So I wonder if it’s actual problems or rather just caution broght from other languages and platforms that don’t guarantee this kind of backwards compatibility.

Especially when it comes to books, the knowledge contained there definitely doesn’t get outdated with a new version. Especially now with 1.6 which mostly brings improvements in tooling. But also I would say the changes in 1.5 and 1.4 should be mostly covered by going through the changelog in about 15-20 minutes. As I said, I’m keen on hearing “experience reports” with something more concrete - if there are truly some issues, for me it means that the release process should be improved more than anything else.

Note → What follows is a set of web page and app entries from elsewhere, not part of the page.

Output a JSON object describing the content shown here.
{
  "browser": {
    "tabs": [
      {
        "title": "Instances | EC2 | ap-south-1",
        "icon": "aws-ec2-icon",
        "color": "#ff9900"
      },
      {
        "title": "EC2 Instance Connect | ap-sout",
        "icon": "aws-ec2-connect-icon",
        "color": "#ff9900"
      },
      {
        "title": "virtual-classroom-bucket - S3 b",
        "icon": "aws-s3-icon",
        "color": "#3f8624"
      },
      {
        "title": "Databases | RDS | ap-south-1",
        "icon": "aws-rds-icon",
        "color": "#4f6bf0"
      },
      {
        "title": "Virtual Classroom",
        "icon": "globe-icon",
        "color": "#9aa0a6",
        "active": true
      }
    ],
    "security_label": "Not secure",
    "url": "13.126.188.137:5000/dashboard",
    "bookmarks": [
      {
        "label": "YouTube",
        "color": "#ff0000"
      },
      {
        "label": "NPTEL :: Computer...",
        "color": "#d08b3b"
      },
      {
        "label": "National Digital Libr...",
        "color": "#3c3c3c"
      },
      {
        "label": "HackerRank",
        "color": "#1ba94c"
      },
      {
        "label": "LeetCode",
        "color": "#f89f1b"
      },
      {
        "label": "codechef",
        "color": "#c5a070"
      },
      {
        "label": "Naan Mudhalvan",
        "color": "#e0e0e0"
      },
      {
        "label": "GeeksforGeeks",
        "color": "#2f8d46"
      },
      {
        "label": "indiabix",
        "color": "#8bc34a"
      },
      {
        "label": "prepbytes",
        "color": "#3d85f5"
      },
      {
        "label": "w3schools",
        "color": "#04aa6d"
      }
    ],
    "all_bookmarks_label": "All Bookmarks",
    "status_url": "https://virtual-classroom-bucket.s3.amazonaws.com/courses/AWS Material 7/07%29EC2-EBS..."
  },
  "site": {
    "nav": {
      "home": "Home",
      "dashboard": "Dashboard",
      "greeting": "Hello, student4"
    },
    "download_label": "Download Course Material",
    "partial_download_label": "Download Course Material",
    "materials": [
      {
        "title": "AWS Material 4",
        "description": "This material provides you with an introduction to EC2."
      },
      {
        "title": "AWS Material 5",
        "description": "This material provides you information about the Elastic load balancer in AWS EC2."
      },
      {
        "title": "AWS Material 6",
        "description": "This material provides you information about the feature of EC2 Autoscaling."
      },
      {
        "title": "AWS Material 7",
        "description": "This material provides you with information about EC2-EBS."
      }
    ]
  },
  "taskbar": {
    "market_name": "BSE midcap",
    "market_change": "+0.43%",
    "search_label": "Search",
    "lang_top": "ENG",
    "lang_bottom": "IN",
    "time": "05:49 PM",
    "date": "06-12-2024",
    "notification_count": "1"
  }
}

I have commented on lesson “Elixir Tutorial Part 4 (GenStage)” (
https://goo.gl/nu6qXX). Look for my name, “michele mendel”.

To be fair, I was using v1.6, because of the new formatting functionality.
This may seem like a small thing, but it took me some time to figure this
out. On one hand it was a good exercise, but also somewhat distracting. I
have full respect for people doing tutorials for free, but a payed tutorial
should be more up to date.

After the experience with the above mentioned tutorial, I got reluctant to
try anything older than v1.5, but I may be wrong. I have already paid for
the tutorial on Udemy and will try it out.

I really enjoy Elixir. I am also learning Elm at the same time, and
together they are wonderful languages.




I’m running 1.6.0-rc.0 and using the older way to specify supervisors and workers still seems to work for me with, for example, Ecto. Maybe you just forgot to actually import Supervisor.Spec?